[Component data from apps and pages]
# # # # #

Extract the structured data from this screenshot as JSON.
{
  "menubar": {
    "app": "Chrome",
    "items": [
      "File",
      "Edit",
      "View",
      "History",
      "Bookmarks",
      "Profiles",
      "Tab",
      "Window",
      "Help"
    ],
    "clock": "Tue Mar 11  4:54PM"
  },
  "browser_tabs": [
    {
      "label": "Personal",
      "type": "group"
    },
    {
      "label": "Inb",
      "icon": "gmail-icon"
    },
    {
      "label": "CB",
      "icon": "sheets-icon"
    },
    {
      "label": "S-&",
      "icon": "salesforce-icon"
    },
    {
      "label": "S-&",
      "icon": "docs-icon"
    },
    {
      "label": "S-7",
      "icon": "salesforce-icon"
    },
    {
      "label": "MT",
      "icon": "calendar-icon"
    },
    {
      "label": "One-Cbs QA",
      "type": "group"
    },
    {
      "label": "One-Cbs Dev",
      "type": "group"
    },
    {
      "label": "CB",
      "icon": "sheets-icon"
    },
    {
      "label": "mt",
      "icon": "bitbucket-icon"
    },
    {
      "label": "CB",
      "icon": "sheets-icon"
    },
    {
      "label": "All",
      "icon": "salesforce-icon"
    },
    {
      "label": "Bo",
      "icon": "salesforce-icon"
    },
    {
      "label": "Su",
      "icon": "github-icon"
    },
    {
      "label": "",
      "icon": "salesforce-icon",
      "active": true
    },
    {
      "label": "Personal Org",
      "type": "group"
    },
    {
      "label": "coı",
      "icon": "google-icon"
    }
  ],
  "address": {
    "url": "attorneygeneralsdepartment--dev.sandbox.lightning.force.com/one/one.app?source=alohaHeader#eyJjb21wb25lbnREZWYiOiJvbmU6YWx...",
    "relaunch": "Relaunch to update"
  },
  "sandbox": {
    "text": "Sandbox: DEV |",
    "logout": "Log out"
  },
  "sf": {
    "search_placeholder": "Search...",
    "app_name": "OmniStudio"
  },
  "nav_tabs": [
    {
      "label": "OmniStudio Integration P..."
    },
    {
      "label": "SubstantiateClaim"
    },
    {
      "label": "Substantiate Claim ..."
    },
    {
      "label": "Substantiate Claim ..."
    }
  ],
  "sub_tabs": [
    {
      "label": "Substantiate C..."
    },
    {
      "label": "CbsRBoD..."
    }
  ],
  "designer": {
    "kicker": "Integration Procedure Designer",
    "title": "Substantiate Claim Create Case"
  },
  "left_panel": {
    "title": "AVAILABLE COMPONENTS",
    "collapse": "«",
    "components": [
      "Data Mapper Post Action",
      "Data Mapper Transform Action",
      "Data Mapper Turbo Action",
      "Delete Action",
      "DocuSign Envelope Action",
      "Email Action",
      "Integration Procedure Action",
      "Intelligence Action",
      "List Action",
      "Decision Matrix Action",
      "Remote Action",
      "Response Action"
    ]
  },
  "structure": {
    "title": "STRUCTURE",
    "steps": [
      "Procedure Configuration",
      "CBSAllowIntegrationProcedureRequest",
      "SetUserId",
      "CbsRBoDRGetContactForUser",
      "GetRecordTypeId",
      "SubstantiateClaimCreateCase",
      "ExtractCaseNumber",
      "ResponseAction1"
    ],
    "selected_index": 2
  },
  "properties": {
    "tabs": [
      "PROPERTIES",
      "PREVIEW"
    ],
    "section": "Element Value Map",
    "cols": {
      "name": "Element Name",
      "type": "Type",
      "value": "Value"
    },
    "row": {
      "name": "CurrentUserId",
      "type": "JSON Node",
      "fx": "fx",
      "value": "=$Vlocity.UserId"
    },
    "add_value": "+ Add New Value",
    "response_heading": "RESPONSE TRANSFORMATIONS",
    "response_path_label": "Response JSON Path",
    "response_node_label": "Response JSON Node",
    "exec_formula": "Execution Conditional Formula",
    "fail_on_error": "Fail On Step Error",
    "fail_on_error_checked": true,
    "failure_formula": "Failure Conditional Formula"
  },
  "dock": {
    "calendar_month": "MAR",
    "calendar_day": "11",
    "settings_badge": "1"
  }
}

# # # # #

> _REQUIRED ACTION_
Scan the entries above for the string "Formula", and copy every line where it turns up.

> _SOLUTION TO THIS TASK_
    "exec_formula": "Execution Conditional Formula",
    "failure_formula": "Failure Conditional Formula"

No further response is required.